» **AIM OF THE EXERCISE**
Return all the data exactly, keeping the pictures out.

» **Interface dataset entries**
• • •

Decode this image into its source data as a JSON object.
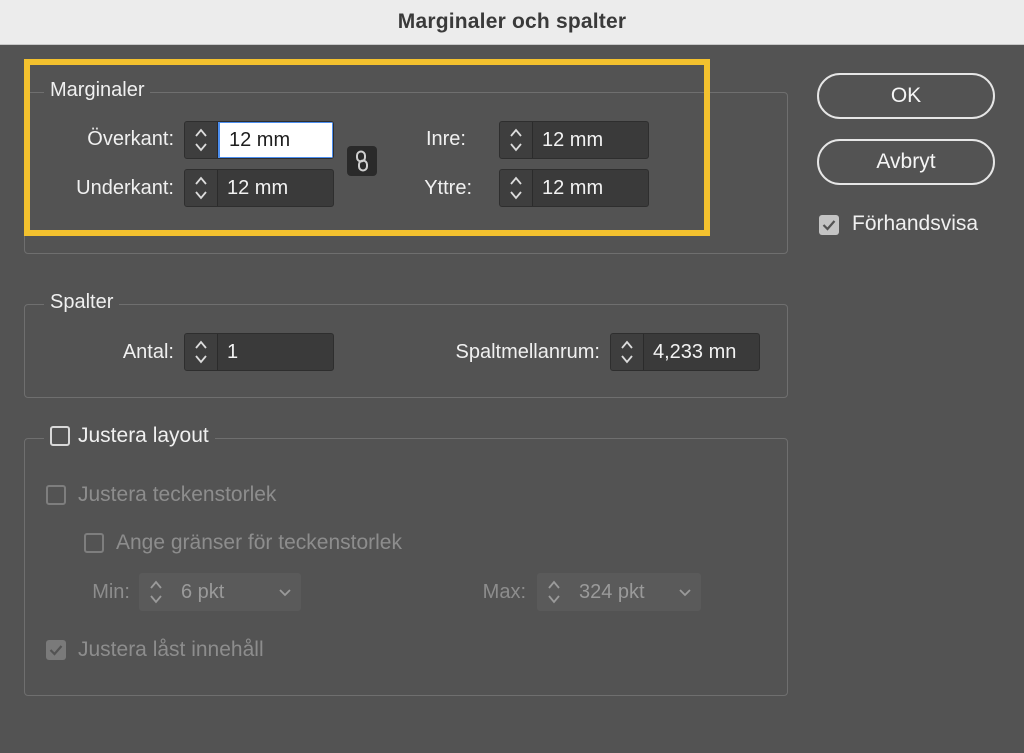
{
  "dialog": {
    "title": "Marginaler och spalter"
  },
  "margins": {
    "legend": "Marginaler",
    "top_label": "Överkant:",
    "top_value": "12 mm",
    "bottom_label": "Underkant:",
    "bottom_value": "12 mm",
    "inside_label": "Inre:",
    "inside_value": "12 mm",
    "outside_label": "Yttre:",
    "outside_value": "12 mm"
  },
  "columns": {
    "legend": "Spalter",
    "count_label": "Antal:",
    "count_value": "1",
    "gutter_label": "Spaltmellanrum:",
    "gutter_value": "4,233 mn"
  },
  "adjust": {
    "layout_label": "Justera layout",
    "font_size_label": "Justera teckenstorlek",
    "limits_label": "Ange gränser för teckenstorlek",
    "min_label": "Min:",
    "min_value": "6 pkt",
    "max_label": "Max:",
    "max_value": "324 pkt",
    "locked_label": "Justera låst innehåll"
  },
  "buttons": {
    "ok": "OK",
    "cancel": "Avbryt"
  },
  "preview": {
    "label": "Förhandsvisa",
    "checked": true
  },
  "colors": {
    "background": "#535353",
    "highlight": "#f3c12e",
    "focus": "#4d8ff0"
  }
}
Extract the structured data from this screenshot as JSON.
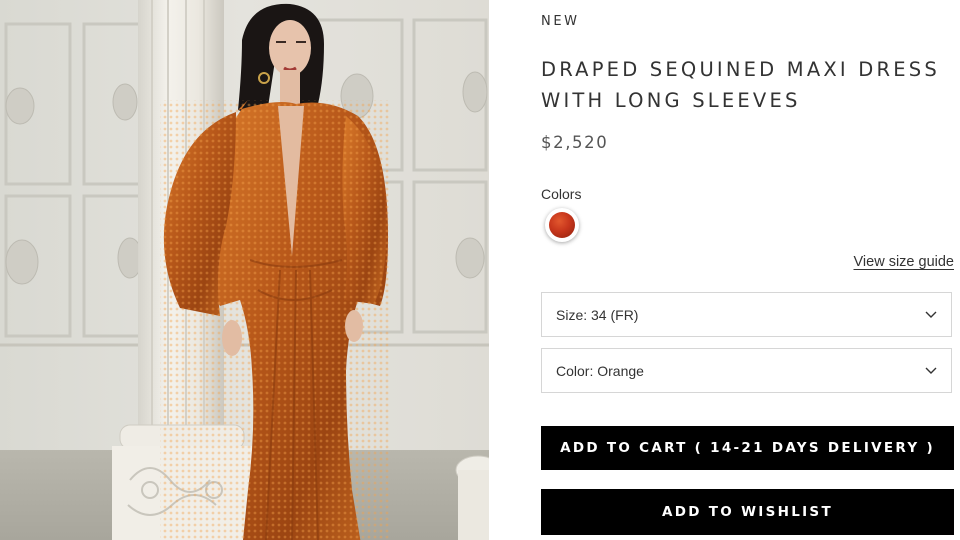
{
  "product": {
    "badge": "NEW",
    "title": "DRAPED SEQUINED MAXI DRESS WITH LONG SLEEVES",
    "price": "$2,520"
  },
  "colors": {
    "label": "Colors",
    "swatch_color": "#c7361c"
  },
  "size_guide": {
    "label": "View size guide"
  },
  "selects": {
    "size": {
      "label": "Size: 34 (FR)",
      "icon": "chevron-down-icon"
    },
    "color": {
      "label": "Color: Orange",
      "icon": "chevron-down-icon"
    }
  },
  "buttons": {
    "add_to_cart": "ADD TO CART ( 14-21 DAYS DELIVERY )",
    "add_to_wishlist": "ADD TO WISHLIST"
  },
  "theme": {
    "button_bg": "#000000",
    "dress_color": "#b8581a"
  }
}
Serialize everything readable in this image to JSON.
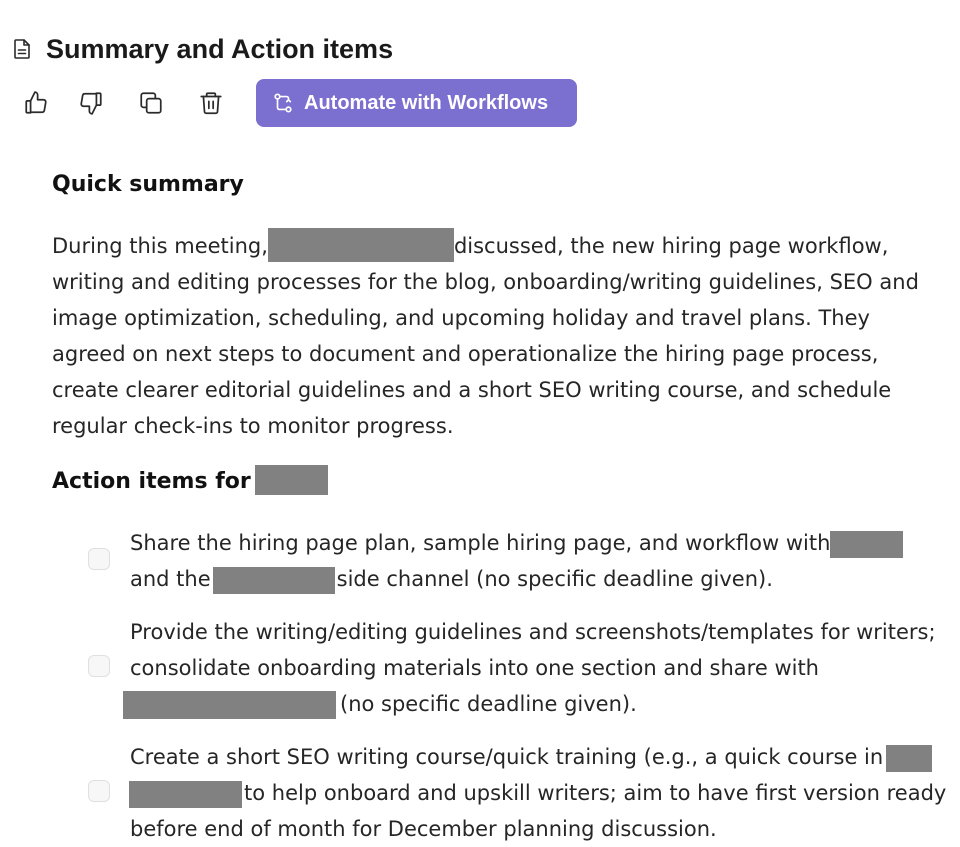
{
  "header": {
    "title": "Summary and Action items",
    "doc_icon": "document-icon"
  },
  "toolbar": {
    "like_icon": "thumbs-up-icon",
    "dislike_icon": "thumbs-down-icon",
    "copy_icon": "copy-icon",
    "delete_icon": "trash-icon",
    "workflow_label": "Automate with Workflows",
    "workflow_icon": "workflow-icon",
    "workflow_color": "#7b6fd0"
  },
  "summary": {
    "heading": "Quick summary",
    "text_before_redaction": "During this meeting,",
    "text_after_redaction": "discussed, the new hiring page workflow, writing and editing processes for the blog, onboarding/writing guidelines, SEO and image optimization, scheduling, and upcoming holiday and travel plans. They agreed on next steps to document and operationalize the hiring page process, create clearer editorial guidelines and a short SEO writing course, and schedule regular check-ins to monitor progress."
  },
  "action_items": {
    "heading": "Action items for",
    "items": [
      {
        "part1": "Share the hiring page plan, sample hiring page, and workflow with",
        "part2": "and the",
        "part3": "side channel (no specific deadline given).",
        "checked": false
      },
      {
        "part1": "Provide the writing/editing guidelines and screenshots/templates for writers; consolidate onboarding materials into one section and share with",
        "part2": "(no specific deadline given).",
        "checked": false
      },
      {
        "part1": "Create a short SEO writing course/quick training (e.g., a quick course in",
        "part2": "to help onboard and upskill writers; aim to have first version ready before end of month for December planning discussion.",
        "checked": false
      }
    ]
  }
}
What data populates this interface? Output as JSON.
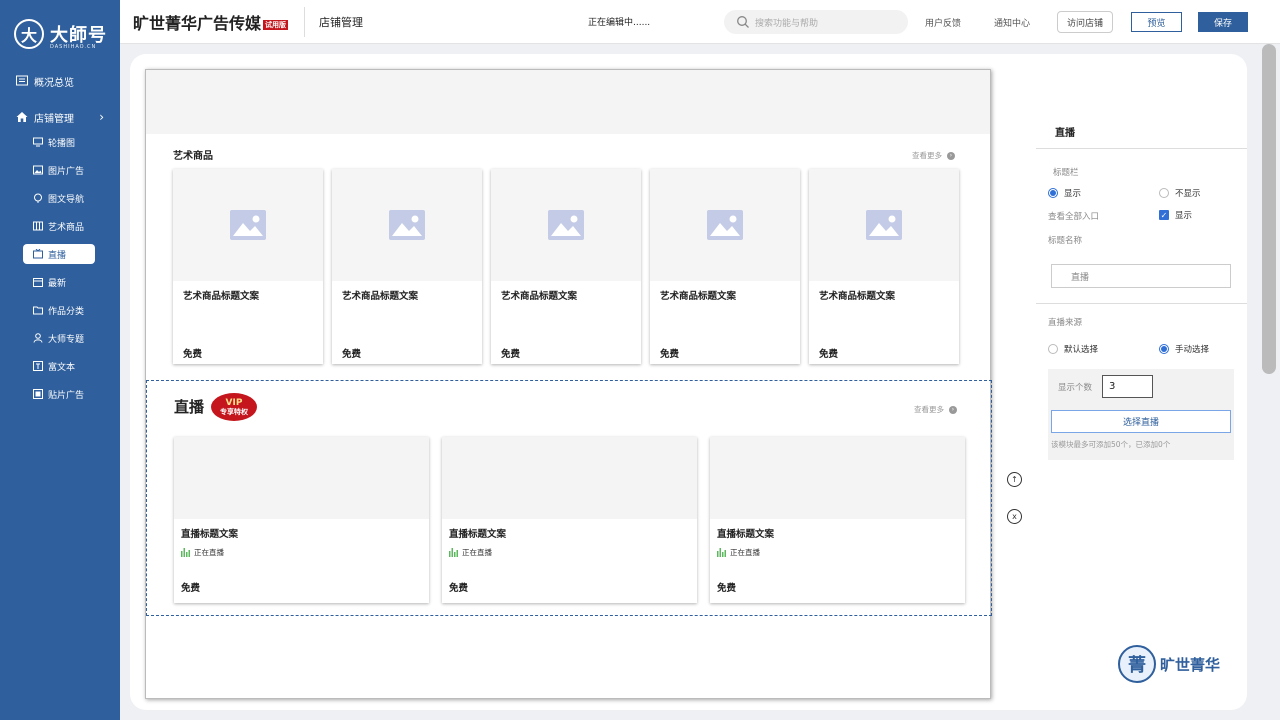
{
  "sidebar": {
    "logo": {
      "mark": "大",
      "name": "大師号",
      "sub": "DASHIHAO.CN"
    },
    "overview_label": "概况总览",
    "store_label": "店铺管理",
    "items": [
      {
        "label": "轮播图",
        "icon": "monitor-icon"
      },
      {
        "label": "图片广告",
        "icon": "image-icon"
      },
      {
        "label": "图文导航",
        "icon": "compass-icon"
      },
      {
        "label": "艺术商品",
        "icon": "columns-icon"
      },
      {
        "label": "直播",
        "icon": "tv-icon",
        "active": true
      },
      {
        "label": "最新",
        "icon": "calendar-icon"
      },
      {
        "label": "作品分类",
        "icon": "folder-icon"
      },
      {
        "label": "大师专题",
        "icon": "user-icon"
      },
      {
        "label": "富文本",
        "icon": "text-icon"
      },
      {
        "label": "贴片广告",
        "icon": "sticker-icon"
      }
    ]
  },
  "topbar": {
    "brand": "旷世菁华广告传媒",
    "trial_badge": "试用版",
    "crumb": "店铺管理",
    "editing": "正在编辑中......",
    "search_placeholder": "搜索功能与帮助",
    "feedback": "用户反馈",
    "notifications": "通知中心",
    "visit": "访问店铺",
    "preview": "预览",
    "save": "保存"
  },
  "canvas": {
    "art_section": {
      "title": "艺术商品",
      "more": "查看更多",
      "cards": [
        {
          "title": "艺术商品标题文案",
          "price": "免费"
        },
        {
          "title": "艺术商品标题文案",
          "price": "免费"
        },
        {
          "title": "艺术商品标题文案",
          "price": "免费"
        },
        {
          "title": "艺术商品标题文案",
          "price": "免费"
        },
        {
          "title": "艺术商品标题文案",
          "price": "免费"
        }
      ]
    },
    "live_section": {
      "title": "直播",
      "vip_top": "VIP",
      "vip_bottom": "专享特权",
      "more": "查看更多",
      "cards": [
        {
          "title": "直播标题文案",
          "status": "正在直播",
          "price": "免费"
        },
        {
          "title": "直播标题文案",
          "status": "正在直播",
          "price": "免费"
        },
        {
          "title": "直播标题文案",
          "status": "正在直播",
          "price": "免费"
        }
      ]
    },
    "controls": {
      "up": "↑",
      "close": "x"
    }
  },
  "panel": {
    "heading": "直播",
    "title_bar_label": "标题栏",
    "show": "显示",
    "hide": "不显示",
    "view_all_label": "查看全部入口",
    "view_all_show": "显示",
    "title_name_label": "标题名称",
    "title_name_value": "直播",
    "source_label": "直播来源",
    "source_default": "默认选择",
    "source_manual": "手动选择",
    "count_label": "显示个数",
    "count_value": "3",
    "choose_button": "选择直播",
    "hint": "该模块最多可添加50个，已添加0个"
  },
  "corner_logo": {
    "mark": "菁",
    "text": "旷世菁华"
  },
  "colors": {
    "brand_blue": "#2f5f9c",
    "accent_red": "#c4161c",
    "radio_blue": "#2f6fd6"
  }
}
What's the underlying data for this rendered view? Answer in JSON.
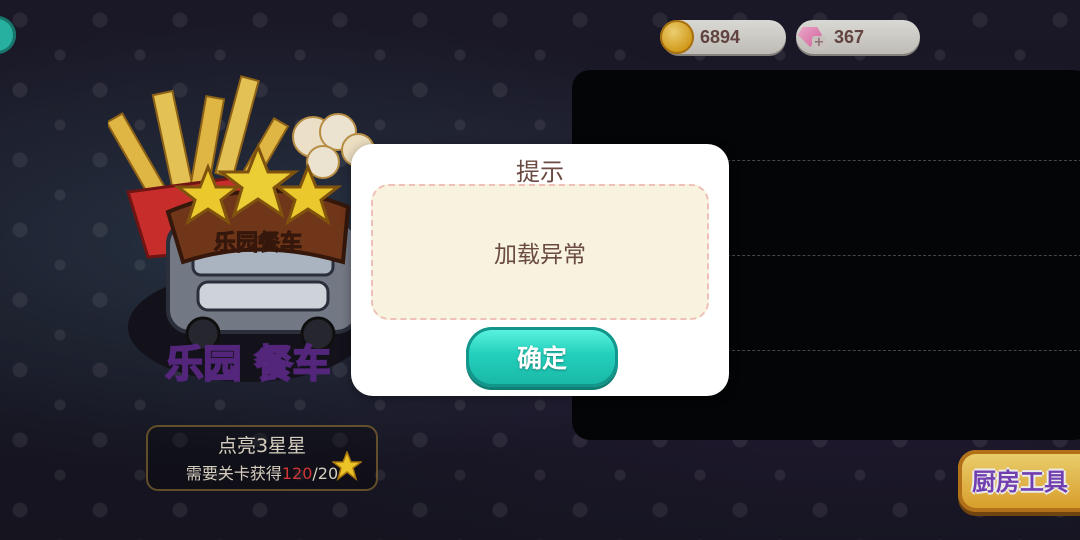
{
  "currencies": {
    "coins": "6894",
    "gems": "367"
  },
  "truck": {
    "logo_text": "乐园餐车",
    "name_text": "乐园 餐车"
  },
  "star_requirement": {
    "title": "点亮3星星",
    "label": "需要关卡获得",
    "current": "120",
    "separator": "/",
    "required": "20"
  },
  "kitchen_button": {
    "label": "厨房工具"
  },
  "dialog": {
    "title": "提示",
    "message": "加载异常",
    "confirm_label": "确定"
  }
}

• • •

» **SOLUTION**
Decode this image into its source data as a JSON object.
{
  "dialog": {
    "title": "Marginaler och spalter"
  },
  "margins": {
    "legend": "Marginaler",
    "top_label": "Överkant:",
    "top_value": "12 mm",
    "bottom_label": "Underkant:",
    "bottom_value": "12 mm",
    "inside_label": "Inre:",
    "inside_value": "12 mm",
    "outside_label": "Yttre:",
    "outside_value": "12 mm"
  },
  "columns": {
    "legend": "Spalter",
    "count_label": "Antal:",
    "count_value": "1",
    "gutter_label": "Spaltmellanrum:",
    "gutter_value": "4,233 mn"
  },
  "adjust": {
    "layout_label": "Justera layout",
    "font_size_label": "Justera teckenstorlek",
    "limits_label": "Ange gränser för teckenstorlek",
    "min_label": "Min:",
    "min_value": "6 pkt",
    "max_label": "Max:",
    "max_value": "324 pkt",
    "locked_label": "Justera låst innehåll"
  },
  "buttons": {
    "ok": "OK",
    "cancel": "Avbryt"
  },
  "preview": {
    "label": "Förhandsvisa",
    "checked": true
  },
  "colors": {
    "background": "#535353",
    "highlight": "#f3c12e",
    "focus": "#4d8ff0"
  }
}
Extract the structured data from this screenshot as JSON.
{
  "product": {
    "badge": "NEW",
    "title": "DRAPED SEQUINED MAXI DRESS WITH LONG SLEEVES",
    "price": "$2,520"
  },
  "colors": {
    "label": "Colors",
    "swatch_color": "#c7361c"
  },
  "size_guide": {
    "label": "View size guide"
  },
  "selects": {
    "size": {
      "label": "Size: 34 (FR)",
      "icon": "chevron-down-icon"
    },
    "color": {
      "label": "Color: Orange",
      "icon": "chevron-down-icon"
    }
  },
  "buttons": {
    "add_to_cart": "ADD TO CART ( 14-21 DAYS DELIVERY )",
    "add_to_wishlist": "ADD TO WISHLIST"
  },
  "theme": {
    "button_bg": "#000000",
    "dress_color": "#b8581a"
  }
}
Serialize everything readable in this image to JSON.
{
  "header": {
    "title": "Summary and Action items",
    "doc_icon": "document-icon"
  },
  "toolbar": {
    "like_icon": "thumbs-up-icon",
    "dislike_icon": "thumbs-down-icon",
    "copy_icon": "copy-icon",
    "delete_icon": "trash-icon",
    "workflow_label": "Automate with Workflows",
    "workflow_icon": "workflow-icon",
    "workflow_color": "#7b6fd0"
  },
  "summary": {
    "heading": "Quick summary",
    "text_before_redaction": "During this meeting,",
    "text_after_redaction": "discussed, the new hiring page workflow, writing and editing processes for the blog, onboarding/writing guidelines, SEO and image optimization, scheduling, and upcoming holiday and travel plans. They agreed on next steps to document and operationalize the hiring page process, create clearer editorial guidelines and a short SEO writing course, and schedule regular check-ins to monitor progress."
  },
  "action_items": {
    "heading": "Action items for",
    "items": [
      {
        "part1": "Share the hiring page plan, sample hiring page, and workflow with",
        "part2": "and the",
        "part3": "side channel (no specific deadline given).",
        "checked": false
      },
      {
        "part1": "Provide the writing/editing guidelines and screenshots/templates for writers; consolidate onboarding materials into one section and share with",
        "part2": "(no specific deadline given).",
        "checked": false
      },
      {
        "part1": "Create a short SEO writing course/quick training (e.g., a quick course in",
        "part2": "to help onboard and upskill writers; aim to have first version ready before end of month for December planning discussion.",
        "checked": false
      }
    ]
  }
}
What data populates this interface? Output as JSON.
{
  "sidebar": {
    "logo": {
      "mark": "大",
      "name": "大師号",
      "sub": "DASHIHAO.CN"
    },
    "overview_label": "概况总览",
    "store_label": "店铺管理",
    "items": [
      {
        "label": "轮播图",
        "icon": "monitor-icon"
      },
      {
        "label": "图片广告",
        "icon": "image-icon"
      },
      {
        "label": "图文导航",
        "icon": "compass-icon"
      },
      {
        "label": "艺术商品",
        "icon": "columns-icon"
      },
      {
        "label": "直播",
        "icon": "tv-icon",
        "active": true
      },
      {
        "label": "最新",
        "icon": "calendar-icon"
      },
      {
        "label": "作品分类",
        "icon": "folder-icon"
      },
      {
        "label": "大师专题",
        "icon": "user-icon"
      },
      {
        "label": "富文本",
        "icon": "text-icon"
      },
      {
        "label": "贴片广告",
        "icon": "sticker-icon"
      }
    ]
  },
  "topbar": {
    "brand": "旷世菁华广告传媒",
    "trial_badge": "试用版",
    "crumb": "店铺管理",
    "editing": "正在编辑中......",
    "search_placeholder": "搜索功能与帮助",
    "feedback": "用户反馈",
    "notifications": "通知中心",
    "visit": "访问店铺",
    "preview": "预览",
    "save": "保存"
  },
  "canvas": {
    "art_section": {
      "title": "艺术商品",
      "more": "查看更多",
      "cards": [
        {
          "title": "艺术商品标题文案",
          "price": "免费"
        },
        {
          "title": "艺术商品标题文案",
          "price": "免费"
        },
        {
          "title": "艺术商品标题文案",
          "price": "免费"
        },
        {
          "title": "艺术商品标题文案",
          "price": "免费"
        },
        {
          "title": "艺术商品标题文案",
          "price": "免费"
        }
      ]
    },
    "live_section": {
      "title": "直播",
      "vip_top": "VIP",
      "vip_bottom": "专享特权",
      "more": "查看更多",
      "cards": [
        {
          "title": "直播标题文案",
          "status": "正在直播",
          "price": "免费"
        },
        {
          "title": "直播标题文案",
          "status": "正在直播",
          "price": "免费"
        },
        {
          "title": "直播标题文案",
          "status": "正在直播",
          "price": "免费"
        }
      ]
    },
    "controls": {
      "up": "↑",
      "close": "x"
    }
  },
  "panel": {
    "heading": "直播",
    "title_bar_label": "标题栏",
    "show": "显示",
    "hide": "不显示",
    "view_all_label": "查看全部入口",
    "view_all_show": "显示",
    "title_name_label": "标题名称",
    "title_name_value": "直播",
    "source_label": "直播来源",
    "source_default": "默认选择",
    "source_manual": "手动选择",
    "count_label": "显示个数",
    "count_value": "3",
    "choose_button": "选择直播",
    "hint": "该模块最多可添加50个，已添加0个"
  },
  "corner_logo": {
    "mark": "菁",
    "text": "旷世菁华"
  },
  "colors": {
    "brand_blue": "#2f5f9c",
    "accent_red": "#c4161c",
    "radio_blue": "#2f6fd6"
  }
}
What's the underlying data for this rendered view? Answer in JSON.
{
  "currencies": {
    "coins": "6894",
    "gems": "367"
  },
  "truck": {
    "logo_text": "乐园餐车",
    "name_text": "乐园 餐车"
  },
  "star_requirement": {
    "title": "点亮3星星",
    "label": "需要关卡获得",
    "current": "120",
    "separator": "/",
    "required": "20"
  },
  "kitchen_button": {
    "label": "厨房工具"
  },
  "dialog": {
    "title": "提示",
    "message": "加载异常",
    "confirm_label": "确定"
  }
}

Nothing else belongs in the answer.